Gated content is a term that isn’t heard very often, but everyone knows what it is. For instance, think of Pardot’s whitepaper download form: it asks for your name, company, and email before it allows you a copy of their whitepaper. The key here, of course, is obtaining your email, an easy and surefire way to contact you with further demonstration proposals and sales promotions. Annoying but effective, the tactic of gated content offers a quality piece of content in exchange for a little bit of contact information. Its usefulness to marketers and simplicity to implement has made it a staple of lead generation.
However, the tactic of gating content is two-sided. On one hand, it’s effective for revealing the names of previously anonymous people on the other side of the screen and providing a bit of preliminary information on their interests. On the other, it’s estimated that gating content reduces downloads to an incredible 2-5% of what they could’ve been.
As with all marketing decisions, there’s a tradeoff to be made when deciding whether or not to gate content.
Suppose you do decide to gate your content.
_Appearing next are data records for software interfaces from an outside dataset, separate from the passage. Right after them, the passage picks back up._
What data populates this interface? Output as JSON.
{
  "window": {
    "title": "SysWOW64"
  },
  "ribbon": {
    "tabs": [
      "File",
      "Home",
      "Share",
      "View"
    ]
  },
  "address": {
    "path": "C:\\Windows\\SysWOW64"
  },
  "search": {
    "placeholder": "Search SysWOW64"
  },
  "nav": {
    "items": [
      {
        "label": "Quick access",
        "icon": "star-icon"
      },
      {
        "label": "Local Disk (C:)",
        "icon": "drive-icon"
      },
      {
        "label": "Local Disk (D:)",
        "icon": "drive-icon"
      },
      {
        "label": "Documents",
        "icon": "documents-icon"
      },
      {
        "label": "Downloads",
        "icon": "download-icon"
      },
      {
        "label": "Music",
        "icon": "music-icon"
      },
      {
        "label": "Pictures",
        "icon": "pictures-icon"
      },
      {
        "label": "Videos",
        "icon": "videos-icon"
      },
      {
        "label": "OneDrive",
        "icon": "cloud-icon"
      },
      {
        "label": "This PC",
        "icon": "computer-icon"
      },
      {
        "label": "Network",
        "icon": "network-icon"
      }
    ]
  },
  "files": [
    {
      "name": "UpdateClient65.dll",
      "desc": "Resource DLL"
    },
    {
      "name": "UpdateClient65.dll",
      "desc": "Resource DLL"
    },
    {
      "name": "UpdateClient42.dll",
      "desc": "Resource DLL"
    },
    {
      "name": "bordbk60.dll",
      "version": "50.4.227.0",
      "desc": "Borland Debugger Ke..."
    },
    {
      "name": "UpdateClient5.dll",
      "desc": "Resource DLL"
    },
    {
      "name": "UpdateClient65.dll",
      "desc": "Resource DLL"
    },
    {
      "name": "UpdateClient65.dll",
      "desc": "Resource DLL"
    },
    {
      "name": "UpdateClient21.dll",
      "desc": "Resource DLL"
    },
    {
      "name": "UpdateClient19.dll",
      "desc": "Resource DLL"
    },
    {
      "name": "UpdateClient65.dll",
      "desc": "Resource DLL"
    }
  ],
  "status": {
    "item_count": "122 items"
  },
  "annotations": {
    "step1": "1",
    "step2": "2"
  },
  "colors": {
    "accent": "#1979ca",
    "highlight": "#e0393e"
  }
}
You cut your downloads, the visibility of your content, and how much it’s going to be shared. How are you going to make up for the lost leads?
First, keep in mind that the leads that you gather from gated content are likely to be of higher quality, because these people have overcome a barrier (albeit a small barrier) to obtain something of interest to them, thus proving the extent of their interest.
But what about a proactive way to promote these?
Social media proves itself to be an effective channel of distribution for gated content. Twitter is especially conducive to this purpose. If your short, Twitterified hook catches their attention and manages to get them to click, it’s more likely that they will go through with the form on the download page. Intuitively, it makes sense that anyone who clicks the link has already decided that they want to view the content, and as long as the form is not tedious or intrusive enough to turn them away, it is likely that they will go through with it.
However, gated content tends to be less “viral” on social media. This is a direct function of the smaller number of people who will read the content, which is all the more reason to promote the content more heavily through social media.
Of course, there are always people who will bounce at the last minute. Any one of many reasons could explain this behavior. It’s easy to get greedy and go overboard on gating content, and just as easy to go in the opposite direction, not gating enough and ending up with too few contacts.
What are your tips on how to strike a balance between gated and non-gated content?